Living or revocable trusts are effective estate planning tools that can avoid the hassle and cost of probate and ease the transition of assets after the death of a grantor. Clients often think that because their trust contains some, if not all, of their assets, that they only need a living trust to direct distribution on the grantor’s death, but that is not true. Assets in a living trust will generally pass to the named beneficiaries just days or a few weeks after a grantor’s death, but a will is still needed and filed with the probate court. The purpose of a pour-over will is to direct transfer of the grantor’s other assets and possibly those tangible personal items acquired after creation of the trust. A grantor may inherit or purchase an asset that they forget to transfer into their trust and the pour-over will deals with these items.
IRA and other retirement accounts often don’t go into a trust to order to preserve the payable-on-death tax benefits. Many people opt to leave their cars or a small checking account out of their trust. Your attorney will be able to help you decide which assets should go into the trust.
A lessor know reason for having a will involves claims against the estate. Under probate you can limit the time period when creditors can file a claim.
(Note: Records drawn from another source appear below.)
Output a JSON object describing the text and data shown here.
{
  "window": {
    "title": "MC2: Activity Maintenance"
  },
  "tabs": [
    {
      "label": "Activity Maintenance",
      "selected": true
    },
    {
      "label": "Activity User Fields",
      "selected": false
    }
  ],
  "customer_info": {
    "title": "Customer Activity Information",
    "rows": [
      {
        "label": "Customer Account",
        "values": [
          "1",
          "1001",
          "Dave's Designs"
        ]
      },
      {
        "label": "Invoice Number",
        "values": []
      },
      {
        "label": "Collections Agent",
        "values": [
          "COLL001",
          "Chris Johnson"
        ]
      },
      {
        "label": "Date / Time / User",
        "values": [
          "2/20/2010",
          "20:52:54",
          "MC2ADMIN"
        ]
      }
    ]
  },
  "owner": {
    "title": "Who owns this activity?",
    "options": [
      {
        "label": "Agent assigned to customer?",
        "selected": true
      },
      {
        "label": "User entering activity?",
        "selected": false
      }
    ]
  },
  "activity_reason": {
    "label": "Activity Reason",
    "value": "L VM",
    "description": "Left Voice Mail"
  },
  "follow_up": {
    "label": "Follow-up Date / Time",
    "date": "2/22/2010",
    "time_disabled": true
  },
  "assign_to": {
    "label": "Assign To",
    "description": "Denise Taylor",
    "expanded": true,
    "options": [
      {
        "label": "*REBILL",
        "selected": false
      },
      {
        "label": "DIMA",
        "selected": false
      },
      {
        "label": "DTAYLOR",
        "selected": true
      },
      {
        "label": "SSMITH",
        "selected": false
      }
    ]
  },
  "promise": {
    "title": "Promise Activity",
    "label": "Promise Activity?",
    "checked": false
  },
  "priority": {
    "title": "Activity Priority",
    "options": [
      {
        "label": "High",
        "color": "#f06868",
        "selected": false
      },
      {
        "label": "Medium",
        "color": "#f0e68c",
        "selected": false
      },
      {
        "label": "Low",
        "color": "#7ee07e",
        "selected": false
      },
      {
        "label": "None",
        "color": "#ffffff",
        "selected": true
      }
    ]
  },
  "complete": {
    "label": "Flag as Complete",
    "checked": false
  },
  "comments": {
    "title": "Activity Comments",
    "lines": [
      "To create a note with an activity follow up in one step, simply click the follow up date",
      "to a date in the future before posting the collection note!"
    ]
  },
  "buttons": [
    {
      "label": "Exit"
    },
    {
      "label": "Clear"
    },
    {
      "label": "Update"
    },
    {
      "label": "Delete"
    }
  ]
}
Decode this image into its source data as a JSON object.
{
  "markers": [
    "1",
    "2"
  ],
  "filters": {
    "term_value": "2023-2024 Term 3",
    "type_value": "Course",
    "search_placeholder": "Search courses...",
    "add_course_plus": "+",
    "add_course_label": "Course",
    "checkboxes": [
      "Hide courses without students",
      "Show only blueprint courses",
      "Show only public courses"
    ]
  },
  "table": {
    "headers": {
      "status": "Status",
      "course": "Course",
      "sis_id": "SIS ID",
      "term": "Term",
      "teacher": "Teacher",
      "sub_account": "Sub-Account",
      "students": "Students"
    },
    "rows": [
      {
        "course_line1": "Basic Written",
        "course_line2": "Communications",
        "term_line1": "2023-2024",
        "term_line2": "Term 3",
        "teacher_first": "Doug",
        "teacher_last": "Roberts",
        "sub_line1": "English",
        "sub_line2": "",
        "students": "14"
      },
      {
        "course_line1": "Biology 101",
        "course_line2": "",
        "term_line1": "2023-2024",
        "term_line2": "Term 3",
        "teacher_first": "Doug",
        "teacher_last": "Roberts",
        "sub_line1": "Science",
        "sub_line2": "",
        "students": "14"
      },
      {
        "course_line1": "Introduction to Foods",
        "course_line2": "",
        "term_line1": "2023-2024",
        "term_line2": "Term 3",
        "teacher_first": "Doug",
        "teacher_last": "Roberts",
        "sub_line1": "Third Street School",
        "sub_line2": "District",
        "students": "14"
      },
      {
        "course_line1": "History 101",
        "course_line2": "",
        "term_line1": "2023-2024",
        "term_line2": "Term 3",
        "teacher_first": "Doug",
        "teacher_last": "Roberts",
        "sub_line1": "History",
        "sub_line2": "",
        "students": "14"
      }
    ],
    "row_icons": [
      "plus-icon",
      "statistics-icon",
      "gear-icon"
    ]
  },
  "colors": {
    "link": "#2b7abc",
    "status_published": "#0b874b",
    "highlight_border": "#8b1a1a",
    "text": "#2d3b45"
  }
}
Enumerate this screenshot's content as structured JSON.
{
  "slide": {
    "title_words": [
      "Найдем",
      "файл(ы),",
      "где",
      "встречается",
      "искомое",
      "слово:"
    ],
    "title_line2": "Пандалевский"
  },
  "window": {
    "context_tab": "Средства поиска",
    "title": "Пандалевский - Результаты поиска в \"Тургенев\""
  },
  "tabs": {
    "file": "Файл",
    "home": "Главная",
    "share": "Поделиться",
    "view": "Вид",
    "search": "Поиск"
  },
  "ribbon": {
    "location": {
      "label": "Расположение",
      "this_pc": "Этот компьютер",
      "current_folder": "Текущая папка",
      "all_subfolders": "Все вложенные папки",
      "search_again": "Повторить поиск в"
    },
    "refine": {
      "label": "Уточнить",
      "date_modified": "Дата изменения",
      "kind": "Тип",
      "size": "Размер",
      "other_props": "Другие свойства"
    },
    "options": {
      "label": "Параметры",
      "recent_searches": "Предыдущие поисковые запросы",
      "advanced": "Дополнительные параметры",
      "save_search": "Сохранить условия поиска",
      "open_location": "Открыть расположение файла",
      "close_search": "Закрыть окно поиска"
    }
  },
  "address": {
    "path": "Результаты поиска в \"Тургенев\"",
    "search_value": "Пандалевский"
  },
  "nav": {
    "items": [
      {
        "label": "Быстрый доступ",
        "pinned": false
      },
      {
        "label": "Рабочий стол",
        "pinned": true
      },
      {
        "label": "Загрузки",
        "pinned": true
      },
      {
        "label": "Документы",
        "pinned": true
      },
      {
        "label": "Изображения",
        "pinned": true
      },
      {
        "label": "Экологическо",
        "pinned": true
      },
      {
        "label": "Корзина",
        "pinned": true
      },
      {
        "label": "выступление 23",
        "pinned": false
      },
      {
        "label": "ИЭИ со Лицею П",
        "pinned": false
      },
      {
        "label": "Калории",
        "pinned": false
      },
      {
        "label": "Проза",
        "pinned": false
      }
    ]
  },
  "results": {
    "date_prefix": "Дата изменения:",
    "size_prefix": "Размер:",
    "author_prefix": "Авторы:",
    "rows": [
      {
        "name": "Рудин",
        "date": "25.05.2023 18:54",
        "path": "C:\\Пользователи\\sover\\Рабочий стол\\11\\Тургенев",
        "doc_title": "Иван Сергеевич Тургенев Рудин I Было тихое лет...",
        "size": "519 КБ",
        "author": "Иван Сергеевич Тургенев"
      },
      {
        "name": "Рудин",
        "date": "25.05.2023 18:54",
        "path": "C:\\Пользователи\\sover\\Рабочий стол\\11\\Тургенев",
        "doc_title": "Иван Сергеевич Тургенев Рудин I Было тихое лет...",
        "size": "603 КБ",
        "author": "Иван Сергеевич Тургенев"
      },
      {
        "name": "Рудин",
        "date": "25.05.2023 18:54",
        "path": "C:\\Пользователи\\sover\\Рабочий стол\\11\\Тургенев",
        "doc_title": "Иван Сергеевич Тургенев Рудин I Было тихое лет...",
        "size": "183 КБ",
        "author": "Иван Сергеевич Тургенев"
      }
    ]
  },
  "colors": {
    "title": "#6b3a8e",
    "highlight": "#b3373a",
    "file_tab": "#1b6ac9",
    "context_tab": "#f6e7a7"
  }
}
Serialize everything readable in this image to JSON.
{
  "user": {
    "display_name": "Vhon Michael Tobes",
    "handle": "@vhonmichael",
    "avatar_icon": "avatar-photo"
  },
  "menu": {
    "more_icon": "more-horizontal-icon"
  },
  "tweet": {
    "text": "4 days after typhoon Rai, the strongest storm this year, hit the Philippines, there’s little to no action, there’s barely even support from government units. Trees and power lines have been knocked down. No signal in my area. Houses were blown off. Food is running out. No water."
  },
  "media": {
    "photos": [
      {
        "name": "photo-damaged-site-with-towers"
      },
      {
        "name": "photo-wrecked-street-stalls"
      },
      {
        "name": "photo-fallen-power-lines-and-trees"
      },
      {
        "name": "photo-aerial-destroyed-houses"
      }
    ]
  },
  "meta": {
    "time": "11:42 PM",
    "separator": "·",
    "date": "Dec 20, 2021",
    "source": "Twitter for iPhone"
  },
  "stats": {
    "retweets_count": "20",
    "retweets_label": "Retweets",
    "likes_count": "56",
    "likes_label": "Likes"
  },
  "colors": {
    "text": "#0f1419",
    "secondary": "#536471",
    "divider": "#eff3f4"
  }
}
In South Carolina that time is usually 8 months. Without probate barring creditors, creditors may come after assets for years. Assets in a living trust are not necessarily safe from creditors just because the estate is probated.
A third reason for having a will is to be able to name a guardian for minor children, an incompetent adult child or spouse with diminished capacity. These are things you cannot do in a revocable trust.
While in most cases it will cost more to create a trust and a pour-over will than just a simple will, trustee fees are typically lower than those charged by personal representatives for assets probated through a will. In South Carolina a Personal Representative can charge 5% of the probate estate, which only includes real property if the land is sold as part of administration of the estate. Trustees fees are typically 1-2% of the total assets, but depend on the size and complexity of the estate. Often family members who serve as trustees do not charge fees, only seek reimbursement for actual costs, including hiring professionals to assist and advise them as needed. Family members or friends serving as personal representatives are not required to charge fees. Trustees and personal representatives who do charge fees often must report the monies paid to the IRS as earned income.
Another benefit of a living trust is that each named beneficiary adds $250,000 to the total FDIC protection available to the account for a maximum of $1,250,000. If you plan to have more than five beneficiaries check with your attorney because there are added requirements such as each beneficiaries must having an equal interest in the trust assets.
Disclaimer: Information contained in this column is meant to be of general information on frequently asked questions concerning disability, elder law, estate planning and probate law, and does not contain specific legal advice to a client. No attorney-client relationship is created by reading this column.